Policy

The D.C. Council has enacted Washington D.C.’s breast density reporting legislation, meaning that all women must now be informed after undergoing a mammogram if they have dense breast tissue.

The two major parties set to take part in Australia’s upcoming federal election have both committed to increase funding for MRI scans for women with breast cancer.

The PI-RADS Steering Committee, a collaboration between the American College of Radiology (ACR), European Society of Urogenital Radiology and AdMeTech Foundation, has published a new update to its Prostate Imaging Reporting and Data System (PI-RADS).

The FDA announced Wednesday, March 27, that it is taking action to “modernize” breast cancer screening in the United States by amending the Mammography Quality Standards Act of 1992 with a new proposed rule.

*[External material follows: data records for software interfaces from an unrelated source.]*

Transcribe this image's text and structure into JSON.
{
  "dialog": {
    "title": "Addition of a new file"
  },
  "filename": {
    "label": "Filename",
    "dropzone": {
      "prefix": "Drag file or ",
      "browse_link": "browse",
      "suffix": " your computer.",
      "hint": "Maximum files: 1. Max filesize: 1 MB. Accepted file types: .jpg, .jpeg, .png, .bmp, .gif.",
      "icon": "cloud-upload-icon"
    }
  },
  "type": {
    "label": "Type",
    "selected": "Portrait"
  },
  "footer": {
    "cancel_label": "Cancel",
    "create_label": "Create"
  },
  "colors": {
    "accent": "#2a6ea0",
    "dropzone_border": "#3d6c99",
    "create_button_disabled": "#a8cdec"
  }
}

The Department of Health (DoH) of Northern Ireland has published a proposal that would reduce the number of facilities where patients can receive breast assessment services from five to three. Screening services, however, would not be impacted.

The passage of breast density notification legislation leads to improvements in ultrasound utilization and cancer detection, according to new findings published by the American Journal of Public Health.

Opinions vary on the effectiveness of the Canadian Task Force on Preventive Health Care's updated guidelines, as one can see by reading two recent columns published by the Toronto Star.

The American Society for Radiation Oncology (ASTRO) has updated its reference guide for patient safety and high-quality care during radiation therapy treatment.

South Dakota Gov. Kristi Noem has signed the state’s breast density reporting legislation into law. The bill goes into effect on July 1.

The Medical Imaging & Technology Alliance (MITA) has published a new voluntary standard addressing the servicing of medical imaging equipment.

Children and teenagers undergoing brain MRI scans experience little to no more claustrophobia or other form of anxiety than adults, so there’s no reason to exclude pediatric patients from MRI research on the basis of concern over stress. 

More than seven months after the U.S. House of Representatives voted to permanently repeal the country’s medical device tax, bipartisan legislation to accomplish the same goal has been introduced in the U.S. Senate